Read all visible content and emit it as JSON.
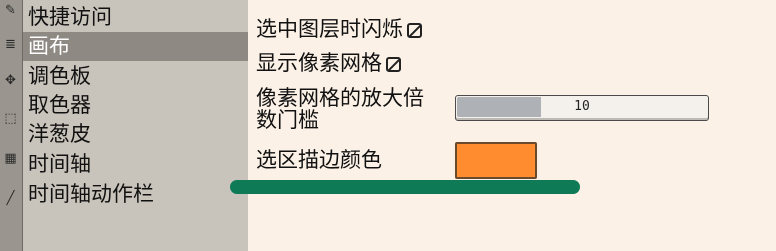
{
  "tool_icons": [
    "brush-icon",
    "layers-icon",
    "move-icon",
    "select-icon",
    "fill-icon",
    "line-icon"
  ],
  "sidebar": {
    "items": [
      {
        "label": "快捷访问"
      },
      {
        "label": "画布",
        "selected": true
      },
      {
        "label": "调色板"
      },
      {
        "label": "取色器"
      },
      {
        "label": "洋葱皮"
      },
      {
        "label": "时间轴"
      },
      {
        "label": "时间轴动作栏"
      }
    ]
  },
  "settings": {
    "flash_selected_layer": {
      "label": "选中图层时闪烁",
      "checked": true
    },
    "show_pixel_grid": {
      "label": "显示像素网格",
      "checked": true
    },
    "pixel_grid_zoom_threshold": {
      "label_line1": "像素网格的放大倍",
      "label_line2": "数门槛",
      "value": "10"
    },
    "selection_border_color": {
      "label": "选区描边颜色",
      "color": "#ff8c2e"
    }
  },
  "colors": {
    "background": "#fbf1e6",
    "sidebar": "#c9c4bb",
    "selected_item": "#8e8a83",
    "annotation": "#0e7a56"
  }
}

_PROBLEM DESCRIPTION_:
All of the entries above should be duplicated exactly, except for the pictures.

_ANSWER SECTION_:
Read all visible content and emit it as JSON.
{
  "tool_icons": [
    "brush-icon",
    "layers-icon",
    "move-icon",
    "select-icon",
    "fill-icon",
    "line-icon"
  ],
  "sidebar": {
    "items": [
      {
        "label": "快捷访问"
      },
      {
        "label": "画布",
        "selected": true
      },
      {
        "label": "调色板"
      },
      {
        "label": "取色器"
      },
      {
        "label": "洋葱皮"
      },
      {
        "label": "时间轴"
      },
      {
        "label": "时间轴动作栏"
      }
    ]
  },
  "settings": {
    "flash_selected_layer": {
      "label": "选中图层时闪烁",
      "checked": true
    },
    "show_pixel_grid": {
      "label": "显示像素网格",
      "checked": true
    },
    "pixel_grid_zoom_threshold": {
      "label_line1": "像素网格的放大倍",
      "label_line2": "数门槛",
      "value": "10"
    },
    "selection_border_color": {
      "label": "选区描边颜色",
      "color": "#ff8c2e"
    }
  },
  "colors": {
    "background": "#fbf1e6",
    "sidebar": "#c9c4bb",
    "selected_item": "#8e8a83",
    "annotation": "#0e7a56"
  }
}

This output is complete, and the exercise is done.